Athletes are seemingly unstoppable, doing what they love, being idolised by their fans. But what happens when all of this comes to an end?
Behind all the cheering, athletes are normal people with emotions, fears, and struggles, as sports and performance psychologist, Daniel Dymond, suggests.
“Mental health is mental health, it affects humans,” Dymond tells upstart.
Australian Motorsport Champion, John Bowe, knows first-hand about the pressures of being the best in his field.
In the lead up to, and following his retirement from professional racing, Bowe experienced an episode of depression.
“Racing had been my whole life, so the thought of coming to the end of a 25-year career frightened me,” Bowe tells upstart.
“I went into a deep spiral of depression. It was the most horrible, debilitating thing I’ve ever had to go through.”
“At the peak of your career, you don’t think about the end.”
“It is very important to plan so it doesn’t come crashing down on you all at once.”
Dymond says there are a multitude of factors that can contribute to anxiety and depression in athletes nearing retirement.
“First of all, you’ve got personality, second of all, you’ve got athletic identity, thirdly, you have the stress and pressure of performance.”
Competitive sport is an environment all about being the best.
Having to constantly maintain a high standard of performance can elicit a fear of failure in athletes, leading to a very self-critical, perfectionist type of personality.
“When you’ve got a personality like that, no matter what area of life you live in, there’s a susceptibility to stress, anxiety and mental health issues,” Dymond says.
“When you have come to the end of your career, your identity as an athlete is being challenged.”
The sense of loss with that identity can create some struggles for athletes.
“[Sport] is such a major part of your life and a certain level of dedication and single mindedness is needed to operate at an elite level. When it suddenly stops, you don’t know what to do with yourself,” Bowe says.
‘Mental toughness’ is a term not everyone may fully understand.
“[In sport] if you have something going on and the coaches are telling you that you need to be in this perfect state of mind, are you going to be telling people about that, or are you going to be hiding it?,” Dymond says.
This is something Bowe knows to be true, experiencing it himself.
“I didn’t want people to know as I didn’t want to appear weak,” he says.
“I didn’t want to appear like I had chinks in my armour so to speak. When I went to race meetings, I felt like I was an actor on Home and Away, I couldn’t show everyone how a champion of motorsport was really feeling.”
When it comes to depression, Dymond believes there is a stigma attached to seeking help, not just as an athlete, but as an individual.

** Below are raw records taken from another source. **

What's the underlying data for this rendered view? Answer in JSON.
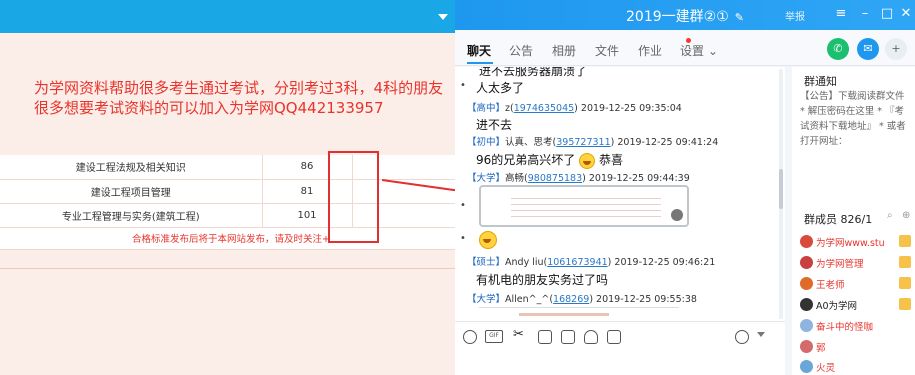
{
  "left_page": {
    "ad_text": "为学网资料帮助很多考生通过考试，分别考过3科，4科的朋友很多想要考试资料的可以加入为学网QQ442133957",
    "rows": [
      {
        "subject": "建设工程法规及相关知识",
        "count": "86"
      },
      {
        "subject": "建设工程项目管理",
        "count": "81"
      },
      {
        "subject": "专业工程管理与实务(建筑工程)",
        "count": "101"
      }
    ],
    "notice": "合格标准发布后将于本网站发布，请及时关注+"
  },
  "qq": {
    "title": "2019一建群②①",
    "report_label": "举报",
    "tabs": [
      {
        "label": "聊天"
      },
      {
        "label": "公告"
      },
      {
        "label": "相册"
      },
      {
        "label": "文件"
      },
      {
        "label": "作业"
      },
      {
        "label": "设置 ⌄"
      }
    ],
    "messages": {
      "cut_top": "进不去服务器崩溃了",
      "m1_text": "人太多了",
      "m2_level": "【高中】",
      "m2_name": "z(",
      "m2_qq": "1974635045",
      "m2_time": ") 2019-12-25 09:35:04",
      "m2_text": "进不去",
      "m3_level": "【初中】",
      "m3_name": "认真、思考(",
      "m3_qq": "395727311",
      "m3_time": ") 2019-12-25 09:41:24",
      "m3_text": "96的兄弟高兴坏了",
      "m3_text2": "恭喜",
      "m4_level": "【大学】",
      "m4_name": "高畅(",
      "m4_qq": "980875183",
      "m4_time": ") 2019-12-25 09:44:39",
      "m5_level": "【硕士】",
      "m5_name": "Andy liu(",
      "m5_qq": "1061673941",
      "m5_time": ") 2019-12-25 09:46:21",
      "m5_text": "有机电的朋友实务过了吗",
      "m6_level": "【大学】",
      "m6_name": "Allen^_^(",
      "m6_qq": "168269",
      "m6_time": ") 2019-12-25 09:55:38"
    },
    "side": {
      "notice_heading": "群通知",
      "notice_text": "【公告】下载阅读群文件 * 解压密码在这里 * 『考试资料下载地址』 * 或者打开网址：",
      "members_heading": "群成员 826/1",
      "members": [
        {
          "name": "为学网www.stu",
          "color": "#e8342c"
        },
        {
          "name": "为学网管理",
          "color": "#e8342c"
        },
        {
          "name": "王老师",
          "color": "#e8342c"
        },
        {
          "name": "A0为学网",
          "color": "#222222"
        },
        {
          "name": "奋斗中的怪咖",
          "color": "#e8342c"
        },
        {
          "name": "郭",
          "color": "#e8342c"
        },
        {
          "name": "火灵",
          "color": "#e8342c"
        }
      ]
    }
  }
}
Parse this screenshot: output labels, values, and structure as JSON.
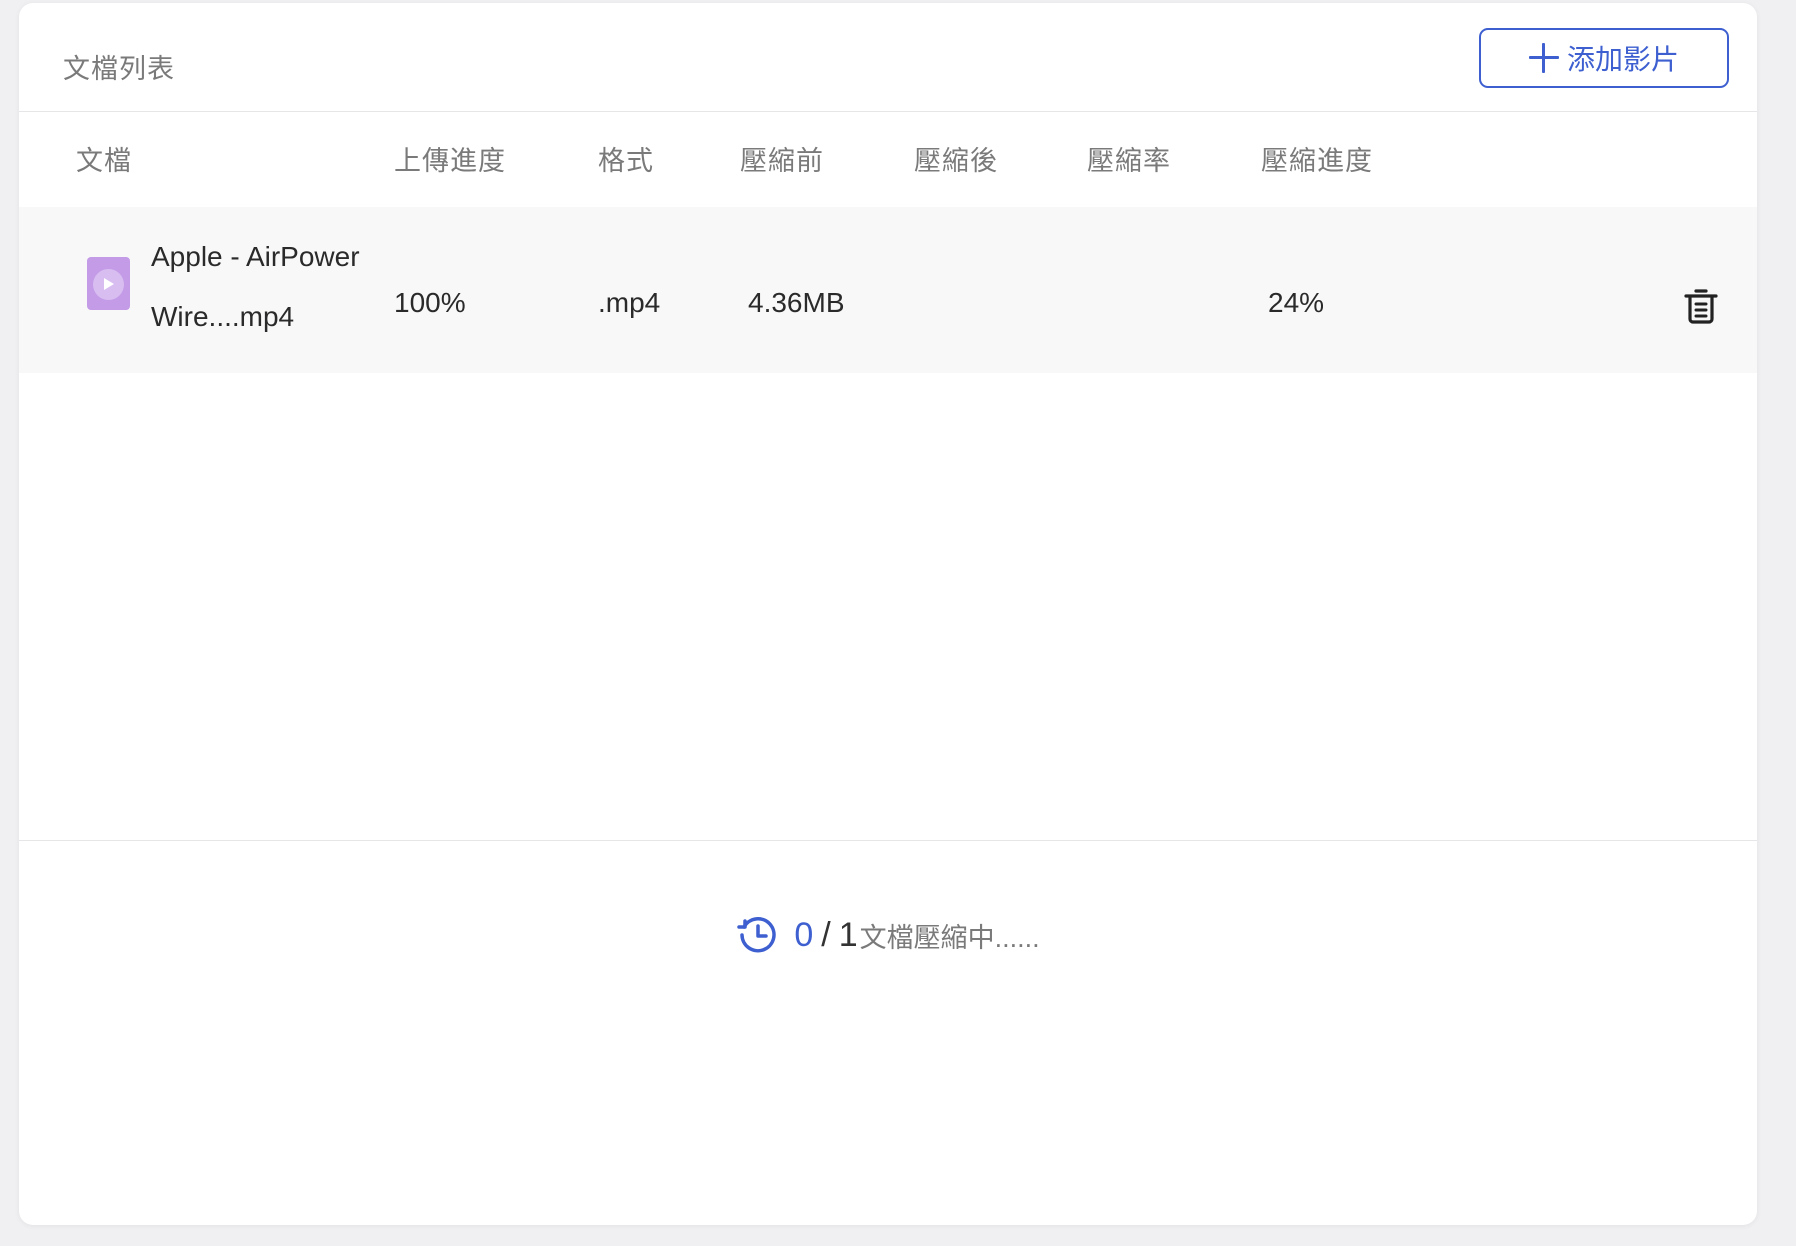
{
  "header": {
    "title": "文檔列表",
    "add_button_label": "添加影片",
    "accent_color": "#3d5fd0"
  },
  "columns": [
    "文檔",
    "上傳進度",
    "格式",
    "壓縮前",
    "壓縮後",
    "壓縮率",
    "壓縮進度"
  ],
  "files": [
    {
      "name_line1": "Apple - AirPower",
      "name_line2": "Wire....mp4",
      "upload_progress": "100%",
      "format": ".mp4",
      "size_before": "4.36MB",
      "size_after": "",
      "compression_rate": "",
      "compression_progress": "24%",
      "icon": "video-file-icon",
      "icon_color": "#c39be6"
    }
  ],
  "status": {
    "done": "0",
    "separator": "/",
    "total": "1",
    "text": "文檔壓縮中......",
    "icon": "clock-icon"
  }
}
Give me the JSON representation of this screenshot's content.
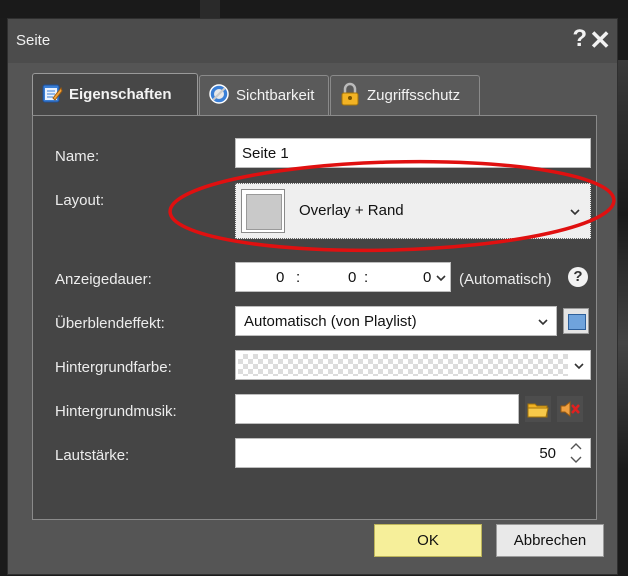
{
  "dialog": {
    "title": "Seite",
    "help_glyph": "?",
    "close_glyph": "✕"
  },
  "tabs": [
    {
      "label": "Eigenschaften",
      "icon": "notepad-pencil-icon",
      "active": true
    },
    {
      "label": "Sichtbarkeit",
      "icon": "eye-icon",
      "active": false
    },
    {
      "label": "Zugriffsschutz",
      "icon": "padlock-icon",
      "active": false
    }
  ],
  "form": {
    "name": {
      "label": "Name:",
      "value": "Seite 1"
    },
    "layout": {
      "label": "Layout:",
      "value": "Overlay + Rand"
    },
    "duration": {
      "label": "Anzeigedauer:",
      "h": "0",
      "m": "0",
      "s": "0",
      "sep1": ":",
      "sep2": ":",
      "auto_text": "(Automatisch)"
    },
    "transition": {
      "label": "Überblendeffekt:",
      "value": "Automatisch (von Playlist)"
    },
    "bgcolor": {
      "label": "Hintergrundfarbe:"
    },
    "bgmusic": {
      "label": "Hintergrundmusik:",
      "value": ""
    },
    "volume": {
      "label": "Lautstärke:",
      "value": "50"
    }
  },
  "buttons": {
    "ok": "OK",
    "cancel": "Abbrechen"
  },
  "colors": {
    "highlight_ellipse": "#e01010",
    "ok_button": "#f6ef9a",
    "dialog_bg": "#555555"
  }
}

“As an athlete, the stigma comes from this idea that you must be in a mentally excellent state all the time, and mental health problems can arise from thinking you need to be in this perfect state when you are actually not.”
“Athletes need to understand that they’re more than just a sportsperson, more than just an athlete.”
“If you’re fostering other areas and skills, you’re fostering other identities. When one identity gets lost, you have others to stay with.”
“Life happens. It’s full of uncertainty and full of change. You should never assume that things are going to stay status quo from a mental health perspective.”
Bowe is now an ambassador for beyondblue.
If you or someone you know is experiencing depression or anxiety, please call the beyondblue support line on 1300 22 4636.
Natasha Tzikos is completing a Master of Communication (Public Relations) at La Trobe University. You can follow her here: @NatashaTzikos